The German economy is heading for a significant slowdown between April and June after robust growth in the first quarter, according to the Bundesbank. The central bank bases the forecast on a drop in industrial orders.
After an extremely strong start into 2014, the German economy was set for a noticeable dip in the second quarter of the year, the German Bundesbank said in its monthly report for April released Monday.
Growth in industrial orders had not continued with the same intensity as in the first two months of the year, the central bank said in the report.
The mild winter at the beginning of the year, which resulted in strong economic expansion, would also mean that the rate of growth would be squeezed in the next quarter.
“The underlying economic trend, however, is expected to remain clearly on the up due to the exceptionally favorable consumption climate and the active demand for home building,” the Bundesbank added. Rising imports and growing employment also suggested the upswing would continue in the long term.
The bank did not give a growth figure for the first quarter, or a forecast for the second quarter. Still, it did not lower its previous full-year growth estimate of 1.7 percent for 2014, to be followed by 2 percent in 2015.

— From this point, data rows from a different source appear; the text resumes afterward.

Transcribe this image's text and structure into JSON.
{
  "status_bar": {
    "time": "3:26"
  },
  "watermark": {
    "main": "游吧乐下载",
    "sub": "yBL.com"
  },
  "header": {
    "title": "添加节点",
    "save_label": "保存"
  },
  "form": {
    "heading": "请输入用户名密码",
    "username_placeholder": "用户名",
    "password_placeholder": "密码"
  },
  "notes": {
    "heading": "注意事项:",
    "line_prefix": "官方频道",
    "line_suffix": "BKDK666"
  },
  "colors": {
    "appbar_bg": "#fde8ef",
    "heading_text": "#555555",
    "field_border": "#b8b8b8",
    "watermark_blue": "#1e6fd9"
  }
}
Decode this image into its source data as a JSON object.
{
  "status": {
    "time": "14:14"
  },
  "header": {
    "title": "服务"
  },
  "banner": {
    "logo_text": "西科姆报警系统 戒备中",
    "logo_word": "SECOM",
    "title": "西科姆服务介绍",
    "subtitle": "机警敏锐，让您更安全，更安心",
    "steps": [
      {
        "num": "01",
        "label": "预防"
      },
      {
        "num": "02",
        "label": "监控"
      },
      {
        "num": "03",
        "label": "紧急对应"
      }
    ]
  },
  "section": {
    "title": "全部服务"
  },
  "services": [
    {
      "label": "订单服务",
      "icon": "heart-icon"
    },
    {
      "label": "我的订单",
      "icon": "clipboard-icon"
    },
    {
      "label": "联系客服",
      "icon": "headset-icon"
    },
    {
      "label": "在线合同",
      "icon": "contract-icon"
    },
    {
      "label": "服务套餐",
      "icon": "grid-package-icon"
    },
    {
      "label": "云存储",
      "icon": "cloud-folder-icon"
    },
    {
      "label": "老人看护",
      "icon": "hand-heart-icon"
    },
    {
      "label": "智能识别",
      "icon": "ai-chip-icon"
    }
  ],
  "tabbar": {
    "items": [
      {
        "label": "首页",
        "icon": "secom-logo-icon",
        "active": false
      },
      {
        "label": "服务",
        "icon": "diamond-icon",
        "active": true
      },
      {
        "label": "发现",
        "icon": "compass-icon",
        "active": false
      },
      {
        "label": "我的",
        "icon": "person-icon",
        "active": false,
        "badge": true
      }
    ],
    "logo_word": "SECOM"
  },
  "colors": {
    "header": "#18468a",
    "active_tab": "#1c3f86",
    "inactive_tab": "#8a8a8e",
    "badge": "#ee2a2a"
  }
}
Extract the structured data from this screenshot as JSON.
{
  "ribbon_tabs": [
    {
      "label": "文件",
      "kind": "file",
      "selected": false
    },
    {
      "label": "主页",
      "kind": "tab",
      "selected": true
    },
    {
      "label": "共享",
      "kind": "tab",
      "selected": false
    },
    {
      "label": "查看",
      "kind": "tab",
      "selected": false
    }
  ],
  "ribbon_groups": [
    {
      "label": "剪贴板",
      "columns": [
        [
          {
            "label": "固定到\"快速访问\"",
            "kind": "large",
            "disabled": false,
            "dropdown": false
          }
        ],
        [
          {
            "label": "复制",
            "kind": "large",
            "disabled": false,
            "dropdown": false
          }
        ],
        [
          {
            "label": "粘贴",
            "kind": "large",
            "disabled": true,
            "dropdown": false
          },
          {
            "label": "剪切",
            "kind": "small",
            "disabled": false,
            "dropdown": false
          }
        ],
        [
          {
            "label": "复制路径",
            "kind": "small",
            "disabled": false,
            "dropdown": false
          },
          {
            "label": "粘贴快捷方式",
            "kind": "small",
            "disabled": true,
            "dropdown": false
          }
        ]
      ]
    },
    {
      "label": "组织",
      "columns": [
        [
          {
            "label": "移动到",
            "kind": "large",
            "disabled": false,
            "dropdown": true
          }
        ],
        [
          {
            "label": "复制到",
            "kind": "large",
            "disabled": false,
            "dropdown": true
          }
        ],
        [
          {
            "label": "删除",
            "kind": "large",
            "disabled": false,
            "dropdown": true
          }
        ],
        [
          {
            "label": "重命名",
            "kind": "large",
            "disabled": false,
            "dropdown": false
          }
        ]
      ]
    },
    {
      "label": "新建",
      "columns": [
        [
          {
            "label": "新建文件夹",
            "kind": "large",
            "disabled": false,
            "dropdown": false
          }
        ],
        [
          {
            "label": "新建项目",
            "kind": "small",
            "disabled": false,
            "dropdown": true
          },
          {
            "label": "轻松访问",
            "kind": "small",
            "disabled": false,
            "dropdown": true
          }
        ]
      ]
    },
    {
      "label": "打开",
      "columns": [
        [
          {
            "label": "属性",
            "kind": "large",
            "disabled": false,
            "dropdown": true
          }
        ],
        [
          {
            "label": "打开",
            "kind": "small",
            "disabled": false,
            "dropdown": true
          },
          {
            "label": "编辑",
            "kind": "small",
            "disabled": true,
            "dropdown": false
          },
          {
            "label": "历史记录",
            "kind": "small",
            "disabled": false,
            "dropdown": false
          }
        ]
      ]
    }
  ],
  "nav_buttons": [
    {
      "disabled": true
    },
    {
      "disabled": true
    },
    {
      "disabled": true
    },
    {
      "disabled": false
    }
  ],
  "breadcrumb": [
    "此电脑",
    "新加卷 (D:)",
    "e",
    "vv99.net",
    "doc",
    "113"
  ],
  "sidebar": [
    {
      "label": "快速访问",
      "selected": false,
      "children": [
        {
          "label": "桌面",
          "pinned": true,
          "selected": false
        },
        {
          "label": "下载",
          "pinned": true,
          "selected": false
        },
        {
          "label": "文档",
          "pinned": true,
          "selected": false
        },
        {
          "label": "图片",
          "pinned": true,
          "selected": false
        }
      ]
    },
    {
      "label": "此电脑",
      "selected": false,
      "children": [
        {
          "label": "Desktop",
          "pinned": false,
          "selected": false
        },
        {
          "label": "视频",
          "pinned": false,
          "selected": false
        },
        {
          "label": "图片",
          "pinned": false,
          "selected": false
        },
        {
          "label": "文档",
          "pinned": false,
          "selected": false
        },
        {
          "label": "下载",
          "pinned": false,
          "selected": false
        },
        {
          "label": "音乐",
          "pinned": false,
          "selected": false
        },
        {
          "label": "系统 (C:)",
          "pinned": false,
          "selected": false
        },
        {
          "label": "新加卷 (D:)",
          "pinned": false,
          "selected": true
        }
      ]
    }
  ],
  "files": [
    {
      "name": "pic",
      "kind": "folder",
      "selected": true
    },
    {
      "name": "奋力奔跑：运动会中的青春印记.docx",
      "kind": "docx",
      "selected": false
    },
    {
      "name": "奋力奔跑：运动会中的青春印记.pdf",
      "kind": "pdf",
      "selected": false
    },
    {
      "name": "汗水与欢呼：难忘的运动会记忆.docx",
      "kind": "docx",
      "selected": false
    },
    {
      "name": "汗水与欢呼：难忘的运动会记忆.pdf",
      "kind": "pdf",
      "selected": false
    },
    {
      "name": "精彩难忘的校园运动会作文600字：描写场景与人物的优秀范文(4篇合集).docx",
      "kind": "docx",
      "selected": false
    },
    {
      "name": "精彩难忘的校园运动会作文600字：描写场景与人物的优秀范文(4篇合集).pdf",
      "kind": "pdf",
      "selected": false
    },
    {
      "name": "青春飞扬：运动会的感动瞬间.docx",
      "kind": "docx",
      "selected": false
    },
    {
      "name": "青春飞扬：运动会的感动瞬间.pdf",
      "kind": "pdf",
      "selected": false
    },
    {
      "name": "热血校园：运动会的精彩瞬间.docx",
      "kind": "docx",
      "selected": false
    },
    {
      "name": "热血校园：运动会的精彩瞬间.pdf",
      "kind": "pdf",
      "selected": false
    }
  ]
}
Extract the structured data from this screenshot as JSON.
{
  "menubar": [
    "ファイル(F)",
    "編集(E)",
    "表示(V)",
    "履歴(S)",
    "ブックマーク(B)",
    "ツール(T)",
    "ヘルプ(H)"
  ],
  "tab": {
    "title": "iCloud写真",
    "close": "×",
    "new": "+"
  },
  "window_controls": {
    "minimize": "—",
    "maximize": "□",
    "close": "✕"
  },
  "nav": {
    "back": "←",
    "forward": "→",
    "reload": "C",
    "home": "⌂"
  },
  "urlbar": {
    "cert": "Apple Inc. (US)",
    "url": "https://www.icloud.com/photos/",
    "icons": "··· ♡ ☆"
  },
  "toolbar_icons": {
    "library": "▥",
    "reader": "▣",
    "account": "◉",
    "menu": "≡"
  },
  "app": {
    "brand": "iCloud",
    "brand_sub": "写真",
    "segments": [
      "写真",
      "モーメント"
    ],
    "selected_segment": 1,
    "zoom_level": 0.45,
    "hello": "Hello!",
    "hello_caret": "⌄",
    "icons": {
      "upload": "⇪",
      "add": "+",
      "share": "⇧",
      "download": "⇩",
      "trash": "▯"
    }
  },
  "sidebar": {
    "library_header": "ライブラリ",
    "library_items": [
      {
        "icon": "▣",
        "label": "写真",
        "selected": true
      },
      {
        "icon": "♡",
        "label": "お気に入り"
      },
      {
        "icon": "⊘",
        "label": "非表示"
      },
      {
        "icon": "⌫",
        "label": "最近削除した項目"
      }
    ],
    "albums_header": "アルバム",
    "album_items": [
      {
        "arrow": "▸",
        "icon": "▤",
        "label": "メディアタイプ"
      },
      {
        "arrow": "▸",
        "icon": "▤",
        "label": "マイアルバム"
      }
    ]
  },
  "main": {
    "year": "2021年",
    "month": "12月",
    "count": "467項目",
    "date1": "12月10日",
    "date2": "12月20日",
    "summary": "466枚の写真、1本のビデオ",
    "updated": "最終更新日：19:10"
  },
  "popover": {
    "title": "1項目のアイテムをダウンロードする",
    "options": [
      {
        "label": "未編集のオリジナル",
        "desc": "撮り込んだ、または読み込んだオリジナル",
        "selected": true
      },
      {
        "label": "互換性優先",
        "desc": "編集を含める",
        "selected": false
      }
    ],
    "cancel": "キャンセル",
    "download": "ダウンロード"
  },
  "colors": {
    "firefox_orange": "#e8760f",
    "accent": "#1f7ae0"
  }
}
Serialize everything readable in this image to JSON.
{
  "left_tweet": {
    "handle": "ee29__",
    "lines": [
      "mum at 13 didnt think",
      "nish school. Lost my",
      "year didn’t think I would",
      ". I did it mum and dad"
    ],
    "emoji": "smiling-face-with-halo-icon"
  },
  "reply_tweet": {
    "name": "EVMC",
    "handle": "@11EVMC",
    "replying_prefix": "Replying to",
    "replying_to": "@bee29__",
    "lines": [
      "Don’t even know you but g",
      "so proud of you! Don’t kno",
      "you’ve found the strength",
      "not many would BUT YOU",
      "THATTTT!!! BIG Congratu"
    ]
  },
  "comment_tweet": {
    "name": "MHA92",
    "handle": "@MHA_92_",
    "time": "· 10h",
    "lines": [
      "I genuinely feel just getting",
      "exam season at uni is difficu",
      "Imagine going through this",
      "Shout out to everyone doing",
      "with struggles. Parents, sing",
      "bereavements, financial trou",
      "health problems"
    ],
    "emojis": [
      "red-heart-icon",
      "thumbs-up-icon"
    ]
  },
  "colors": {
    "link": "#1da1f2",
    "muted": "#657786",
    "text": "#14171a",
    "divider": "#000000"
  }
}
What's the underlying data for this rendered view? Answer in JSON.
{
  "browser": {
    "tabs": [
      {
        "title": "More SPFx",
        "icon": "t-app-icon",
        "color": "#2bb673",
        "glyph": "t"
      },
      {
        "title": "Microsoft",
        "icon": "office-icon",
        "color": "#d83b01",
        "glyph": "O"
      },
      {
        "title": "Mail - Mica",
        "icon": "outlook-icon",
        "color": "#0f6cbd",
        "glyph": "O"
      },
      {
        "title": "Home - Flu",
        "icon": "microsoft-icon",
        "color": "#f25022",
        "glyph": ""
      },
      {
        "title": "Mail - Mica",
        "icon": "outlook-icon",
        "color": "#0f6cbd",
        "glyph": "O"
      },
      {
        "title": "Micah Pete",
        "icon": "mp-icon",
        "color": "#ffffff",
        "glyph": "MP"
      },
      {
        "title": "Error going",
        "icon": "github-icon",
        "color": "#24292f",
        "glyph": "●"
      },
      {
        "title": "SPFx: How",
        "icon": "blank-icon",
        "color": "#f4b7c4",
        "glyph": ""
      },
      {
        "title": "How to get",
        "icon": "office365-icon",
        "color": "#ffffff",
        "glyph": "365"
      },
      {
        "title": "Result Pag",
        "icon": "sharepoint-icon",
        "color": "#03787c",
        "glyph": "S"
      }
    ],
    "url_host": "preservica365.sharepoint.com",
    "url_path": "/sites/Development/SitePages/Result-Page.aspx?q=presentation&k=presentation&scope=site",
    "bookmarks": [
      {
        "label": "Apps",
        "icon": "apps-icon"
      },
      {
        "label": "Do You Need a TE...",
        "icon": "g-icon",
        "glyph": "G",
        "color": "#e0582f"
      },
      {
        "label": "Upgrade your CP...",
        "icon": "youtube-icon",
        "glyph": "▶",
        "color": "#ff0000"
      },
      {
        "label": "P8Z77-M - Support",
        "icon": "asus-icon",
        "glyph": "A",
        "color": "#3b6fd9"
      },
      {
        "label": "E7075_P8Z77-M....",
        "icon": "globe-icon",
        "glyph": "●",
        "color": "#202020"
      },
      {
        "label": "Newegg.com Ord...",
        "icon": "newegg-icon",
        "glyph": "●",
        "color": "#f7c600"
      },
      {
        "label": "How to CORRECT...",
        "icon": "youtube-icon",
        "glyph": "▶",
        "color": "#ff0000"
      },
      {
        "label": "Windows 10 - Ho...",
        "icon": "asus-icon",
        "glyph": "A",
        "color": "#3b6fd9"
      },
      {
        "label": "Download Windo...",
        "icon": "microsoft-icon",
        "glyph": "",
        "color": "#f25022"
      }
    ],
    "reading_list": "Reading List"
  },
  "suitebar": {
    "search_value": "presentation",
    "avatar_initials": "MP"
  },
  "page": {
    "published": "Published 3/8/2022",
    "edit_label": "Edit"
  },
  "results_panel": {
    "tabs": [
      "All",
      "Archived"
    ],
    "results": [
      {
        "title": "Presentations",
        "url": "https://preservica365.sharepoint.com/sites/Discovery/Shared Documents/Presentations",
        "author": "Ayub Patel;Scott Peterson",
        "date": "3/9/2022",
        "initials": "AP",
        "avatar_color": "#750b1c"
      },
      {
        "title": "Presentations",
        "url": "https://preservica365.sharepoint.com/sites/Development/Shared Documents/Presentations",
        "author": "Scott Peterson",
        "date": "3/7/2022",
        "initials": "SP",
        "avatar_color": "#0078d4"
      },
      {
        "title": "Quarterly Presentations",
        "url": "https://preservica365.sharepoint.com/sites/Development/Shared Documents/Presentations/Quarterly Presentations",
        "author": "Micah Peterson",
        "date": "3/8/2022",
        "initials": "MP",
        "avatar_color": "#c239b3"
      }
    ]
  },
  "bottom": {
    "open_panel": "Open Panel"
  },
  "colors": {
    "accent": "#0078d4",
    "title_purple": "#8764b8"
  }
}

Analysts polled by Reuters news agency have penciled in first-quarter growth of 0.6 percent for Europe's biggest economy after 0.4 percent at the end of 2013.
uhe (Reuters, AFP, dpa)